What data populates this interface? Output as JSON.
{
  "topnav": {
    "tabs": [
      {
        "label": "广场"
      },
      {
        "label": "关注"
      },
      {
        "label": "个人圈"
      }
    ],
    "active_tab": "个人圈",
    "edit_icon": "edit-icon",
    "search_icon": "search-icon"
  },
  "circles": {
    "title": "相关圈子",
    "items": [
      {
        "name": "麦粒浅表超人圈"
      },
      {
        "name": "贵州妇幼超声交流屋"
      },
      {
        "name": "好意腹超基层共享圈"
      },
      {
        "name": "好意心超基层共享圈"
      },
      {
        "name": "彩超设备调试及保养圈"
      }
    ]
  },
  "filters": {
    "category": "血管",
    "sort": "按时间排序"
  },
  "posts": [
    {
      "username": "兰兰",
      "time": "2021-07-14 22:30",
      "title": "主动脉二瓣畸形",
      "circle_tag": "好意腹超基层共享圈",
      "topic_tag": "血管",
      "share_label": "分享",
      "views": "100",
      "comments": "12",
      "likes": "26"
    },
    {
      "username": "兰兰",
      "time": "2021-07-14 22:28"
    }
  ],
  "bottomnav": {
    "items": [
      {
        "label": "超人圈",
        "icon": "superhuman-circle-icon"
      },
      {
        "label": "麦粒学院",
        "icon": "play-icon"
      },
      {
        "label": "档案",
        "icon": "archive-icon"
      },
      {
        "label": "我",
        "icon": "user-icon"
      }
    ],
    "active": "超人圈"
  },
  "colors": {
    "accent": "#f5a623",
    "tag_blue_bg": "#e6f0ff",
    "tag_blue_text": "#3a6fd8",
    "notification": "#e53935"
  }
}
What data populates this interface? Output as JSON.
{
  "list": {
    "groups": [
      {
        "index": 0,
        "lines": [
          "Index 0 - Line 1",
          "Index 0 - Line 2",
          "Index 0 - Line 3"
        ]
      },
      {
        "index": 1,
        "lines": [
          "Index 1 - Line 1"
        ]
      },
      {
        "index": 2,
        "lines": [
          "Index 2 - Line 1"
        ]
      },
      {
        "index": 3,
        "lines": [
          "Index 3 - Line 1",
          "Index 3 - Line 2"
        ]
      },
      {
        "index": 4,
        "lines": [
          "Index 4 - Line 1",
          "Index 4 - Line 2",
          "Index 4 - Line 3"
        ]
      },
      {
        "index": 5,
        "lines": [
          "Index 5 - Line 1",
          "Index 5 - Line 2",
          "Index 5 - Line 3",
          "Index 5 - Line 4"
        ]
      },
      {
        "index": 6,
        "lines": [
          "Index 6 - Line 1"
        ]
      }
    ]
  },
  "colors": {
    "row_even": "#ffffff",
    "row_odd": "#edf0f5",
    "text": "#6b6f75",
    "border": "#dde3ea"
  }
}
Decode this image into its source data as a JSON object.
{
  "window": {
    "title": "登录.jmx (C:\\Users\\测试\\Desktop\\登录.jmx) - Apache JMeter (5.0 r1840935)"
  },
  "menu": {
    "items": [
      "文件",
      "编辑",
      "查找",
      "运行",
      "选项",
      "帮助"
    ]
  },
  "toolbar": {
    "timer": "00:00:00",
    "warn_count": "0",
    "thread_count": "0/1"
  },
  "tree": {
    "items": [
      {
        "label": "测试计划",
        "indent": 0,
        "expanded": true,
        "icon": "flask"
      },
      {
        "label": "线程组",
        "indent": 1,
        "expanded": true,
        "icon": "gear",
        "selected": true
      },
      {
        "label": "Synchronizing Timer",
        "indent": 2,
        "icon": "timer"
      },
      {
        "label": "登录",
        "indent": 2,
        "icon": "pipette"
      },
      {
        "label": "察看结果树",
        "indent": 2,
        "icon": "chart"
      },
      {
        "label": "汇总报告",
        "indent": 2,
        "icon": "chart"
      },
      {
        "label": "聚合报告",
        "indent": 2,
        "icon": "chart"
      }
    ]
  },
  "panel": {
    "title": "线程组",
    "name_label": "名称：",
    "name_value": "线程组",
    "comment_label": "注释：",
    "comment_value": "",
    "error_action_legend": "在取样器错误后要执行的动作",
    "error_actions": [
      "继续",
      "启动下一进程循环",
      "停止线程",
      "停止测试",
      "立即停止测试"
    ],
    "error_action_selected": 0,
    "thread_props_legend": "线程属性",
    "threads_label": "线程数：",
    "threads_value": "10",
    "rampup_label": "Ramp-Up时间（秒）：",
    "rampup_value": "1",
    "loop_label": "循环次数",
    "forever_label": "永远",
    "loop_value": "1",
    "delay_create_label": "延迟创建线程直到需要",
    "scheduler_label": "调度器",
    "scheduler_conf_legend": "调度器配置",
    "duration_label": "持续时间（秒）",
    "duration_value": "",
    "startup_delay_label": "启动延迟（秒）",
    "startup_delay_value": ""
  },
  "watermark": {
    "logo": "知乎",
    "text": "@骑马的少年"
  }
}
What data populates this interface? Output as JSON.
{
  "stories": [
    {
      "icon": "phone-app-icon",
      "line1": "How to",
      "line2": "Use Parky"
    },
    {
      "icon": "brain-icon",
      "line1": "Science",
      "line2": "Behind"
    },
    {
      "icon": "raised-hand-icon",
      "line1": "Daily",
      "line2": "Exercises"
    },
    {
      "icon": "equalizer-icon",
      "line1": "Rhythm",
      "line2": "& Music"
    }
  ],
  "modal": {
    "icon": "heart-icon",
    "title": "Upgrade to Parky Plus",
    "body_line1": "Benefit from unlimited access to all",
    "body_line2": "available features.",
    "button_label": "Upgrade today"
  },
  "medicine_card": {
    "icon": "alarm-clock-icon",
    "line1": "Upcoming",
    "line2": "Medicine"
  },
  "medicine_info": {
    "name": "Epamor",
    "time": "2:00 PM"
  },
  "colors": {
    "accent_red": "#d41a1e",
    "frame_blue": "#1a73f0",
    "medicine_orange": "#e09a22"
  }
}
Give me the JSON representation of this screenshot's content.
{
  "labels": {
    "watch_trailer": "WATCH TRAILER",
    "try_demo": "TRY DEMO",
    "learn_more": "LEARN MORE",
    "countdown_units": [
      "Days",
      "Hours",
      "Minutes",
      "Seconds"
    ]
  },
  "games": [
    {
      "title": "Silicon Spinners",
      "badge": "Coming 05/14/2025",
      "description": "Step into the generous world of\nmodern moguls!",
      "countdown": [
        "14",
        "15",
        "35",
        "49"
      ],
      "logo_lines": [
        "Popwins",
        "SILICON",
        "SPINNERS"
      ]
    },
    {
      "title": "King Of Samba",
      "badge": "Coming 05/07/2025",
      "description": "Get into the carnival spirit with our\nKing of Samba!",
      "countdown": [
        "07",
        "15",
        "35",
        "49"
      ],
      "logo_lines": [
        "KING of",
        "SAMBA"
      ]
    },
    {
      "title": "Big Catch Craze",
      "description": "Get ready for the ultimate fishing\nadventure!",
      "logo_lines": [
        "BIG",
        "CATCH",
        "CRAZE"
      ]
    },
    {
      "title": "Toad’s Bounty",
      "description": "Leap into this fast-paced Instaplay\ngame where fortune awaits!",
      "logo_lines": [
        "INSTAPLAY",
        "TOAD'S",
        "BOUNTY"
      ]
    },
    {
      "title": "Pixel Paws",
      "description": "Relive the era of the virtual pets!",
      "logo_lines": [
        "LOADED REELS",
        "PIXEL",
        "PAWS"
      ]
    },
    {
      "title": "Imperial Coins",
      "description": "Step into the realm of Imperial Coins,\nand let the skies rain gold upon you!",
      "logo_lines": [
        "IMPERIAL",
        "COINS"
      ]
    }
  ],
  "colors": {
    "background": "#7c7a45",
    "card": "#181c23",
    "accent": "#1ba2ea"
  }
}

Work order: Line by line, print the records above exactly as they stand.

Solution below:
What data populates this interface? Output as JSON.
{
  "topnav": {
    "tabs": [
      {
        "label": "广场"
      },
      {
        "label": "关注"
      },
      {
        "label": "个人圈"
      }
    ],
    "active_tab": "个人圈",
    "edit_icon": "edit-icon",
    "search_icon": "search-icon"
  },
  "circles": {
    "title": "相关圈子",
    "items": [
      {
        "name": "麦粒浅表超人圈"
      },
      {
        "name": "贵州妇幼超声交流屋"
      },
      {
        "name": "好意腹超基层共享圈"
      },
      {
        "name": "好意心超基层共享圈"
      },
      {
        "name": "彩超设备调试及保养圈"
      }
    ]
  },
  "filters": {
    "category": "血管",
    "sort": "按时间排序"
  },
  "posts": [
    {
      "username": "兰兰",
      "time": "2021-07-14 22:30",
      "title": "主动脉二瓣畸形",
      "circle_tag": "好意腹超基层共享圈",
      "topic_tag": "血管",
      "share_label": "分享",
      "views": "100",
      "comments": "12",
      "likes": "26"
    },
    {
      "username": "兰兰",
      "time": "2021-07-14 22:28"
    }
  ],
  "bottomnav": {
    "items": [
      {
        "label": "超人圈",
        "icon": "superhuman-circle-icon"
      },
      {
        "label": "麦粒学院",
        "icon": "play-icon"
      },
      {
        "label": "档案",
        "icon": "archive-icon"
      },
      {
        "label": "我",
        "icon": "user-icon"
      }
    ],
    "active": "超人圈"
  },
  "colors": {
    "accent": "#f5a623",
    "tag_blue_bg": "#e6f0ff",
    "tag_blue_text": "#3a6fd8",
    "notification": "#e53935"
  }
}
What data populates this interface? Output as JSON.
{
  "list": {
    "groups": [
      {
        "index": 0,
        "lines": [
          "Index 0 - Line 1",
          "Index 0 - Line 2",
          "Index 0 - Line 3"
        ]
      },
      {
        "index": 1,
        "lines": [
          "Index 1 - Line 1"
        ]
      },
      {
        "index": 2,
        "lines": [
          "Index 2 - Line 1"
        ]
      },
      {
        "index": 3,
        "lines": [
          "Index 3 - Line 1",
          "Index 3 - Line 2"
        ]
      },
      {
        "index": 4,
        "lines": [
          "Index 4 - Line 1",
          "Index 4 - Line 2",
          "Index 4 - Line 3"
        ]
      },
      {
        "index": 5,
        "lines": [
          "Index 5 - Line 1",
          "Index 5 - Line 2",
          "Index 5 - Line 3",
          "Index 5 - Line 4"
        ]
      },
      {
        "index": 6,
        "lines": [
          "Index 6 - Line 1"
        ]
      }
    ]
  },
  "colors": {
    "row_even": "#ffffff",
    "row_odd": "#edf0f5",
    "text": "#6b6f75",
    "border": "#dde3ea"
  }
}
Decode this image into its source data as a JSON object.
{
  "window": {
    "title": "登录.jmx (C:\\Users\\测试\\Desktop\\登录.jmx) - Apache JMeter (5.0 r1840935)"
  },
  "menu": {
    "items": [
      "文件",
      "编辑",
      "查找",
      "运行",
      "选项",
      "帮助"
    ]
  },
  "toolbar": {
    "timer": "00:00:00",
    "warn_count": "0",
    "thread_count": "0/1"
  },
  "tree": {
    "items": [
      {
        "label": "测试计划",
        "indent": 0,
        "expanded": true,
        "icon": "flask"
      },
      {
        "label": "线程组",
        "indent": 1,
        "expanded": true,
        "icon": "gear",
        "selected": true
      },
      {
        "label": "Synchronizing Timer",
        "indent": 2,
        "icon": "timer"
      },
      {
        "label": "登录",
        "indent": 2,
        "icon": "pipette"
      },
      {
        "label": "察看结果树",
        "indent": 2,
        "icon": "chart"
      },
      {
        "label": "汇总报告",
        "indent": 2,
        "icon": "chart"
      },
      {
        "label": "聚合报告",
        "indent": 2,
        "icon": "chart"
      }
    ]
  },
  "panel": {
    "title": "线程组",
    "name_label": "名称：",
    "name_value": "线程组",
    "comment_label": "注释：",
    "comment_value": "",
    "error_action_legend": "在取样器错误后要执行的动作",
    "error_actions": [
      "继续",
      "启动下一进程循环",
      "停止线程",
      "停止测试",
      "立即停止测试"
    ],
    "error_action_selected": 0,
    "thread_props_legend": "线程属性",
    "threads_label": "线程数：",
    "threads_value": "10",
    "rampup_label": "Ramp-Up时间（秒）：",
    "rampup_value": "1",
    "loop_label": "循环次数",
    "forever_label": "永远",
    "loop_value": "1",
    "delay_create_label": "延迟创建线程直到需要",
    "scheduler_label": "调度器",
    "scheduler_conf_legend": "调度器配置",
    "duration_label": "持续时间（秒）",
    "duration_value": "",
    "startup_delay_label": "启动延迟（秒）",
    "startup_delay_value": ""
  },
  "watermark": {
    "logo": "知乎",
    "text": "@骑马的少年"
  }
}
What data populates this interface? Output as JSON.
{
  "stories": [
    {
      "icon": "phone-app-icon",
      "line1": "How to",
      "line2": "Use Parky"
    },
    {
      "icon": "brain-icon",
      "line1": "Science",
      "line2": "Behind"
    },
    {
      "icon": "raised-hand-icon",
      "line1": "Daily",
      "line2": "Exercises"
    },
    {
      "icon": "equalizer-icon",
      "line1": "Rhythm",
      "line2": "& Music"
    }
  ],
  "modal": {
    "icon": "heart-icon",
    "title": "Upgrade to Parky Plus",
    "body_line1": "Benefit from unlimited access to all",
    "body_line2": "available features.",
    "button_label": "Upgrade today"
  },
  "medicine_card": {
    "icon": "alarm-clock-icon",
    "line1": "Upcoming",
    "line2": "Medicine"
  },
  "medicine_info": {
    "name": "Epamor",
    "time": "2:00 PM"
  },
  "colors": {
    "accent_red": "#d41a1e",
    "frame_blue": "#1a73f0",
    "medicine_orange": "#e09a22"
  }
}
Give me the JSON representation of this screenshot's content.
{
  "labels": {
    "watch_trailer": "WATCH TRAILER",
    "try_demo": "TRY DEMO",
    "learn_more": "LEARN MORE",
    "countdown_units": [
      "Days",
      "Hours",
      "Minutes",
      "Seconds"
    ]
  },
  "games": [
    {
      "title": "Silicon Spinners",
      "badge": "Coming 05/14/2025",
      "description": "Step into the generous world of\nmodern moguls!",
      "countdown": [
        "14",
        "15",
        "35",
        "49"
      ],
      "logo_lines": [
        "Popwins",
        "SILICON",
        "SPINNERS"
      ]
    },
    {
      "title": "King Of Samba",
      "badge": "Coming 05/07/2025",
      "description": "Get into the carnival spirit with our\nKing of Samba!",
      "countdown": [
        "07",
        "15",
        "35",
        "49"
      ],
      "logo_lines": [
        "KING of",
        "SAMBA"
      ]
    },
    {
      "title": "Big Catch Craze",
      "description": "Get ready for the ultimate fishing\nadventure!",
      "logo_lines": [
        "BIG",
        "CATCH",
        "CRAZE"
      ]
    },
    {
      "title": "Toad’s Bounty",
      "description": "Leap into this fast-paced Instaplay\ngame where fortune awaits!",
      "logo_lines": [
        "INSTAPLAY",
        "TOAD'S",
        "BOUNTY"
      ]
    },
    {
      "title": "Pixel Paws",
      "description": "Relive the era of the virtual pets!",
      "logo_lines": [
        "LOADED REELS",
        "PIXEL",
        "PAWS"
      ]
    },
    {
      "title": "Imperial Coins",
      "description": "Step into the realm of Imperial Coins,\nand let the skies rain gold upon you!",
      "logo_lines": [
        "IMPERIAL",
        "COINS"
      ]
    }
  ],
  "colors": {
    "background": "#7c7a45",
    "card": "#181c23",
    "accent": "#1ba2ea"
  }
}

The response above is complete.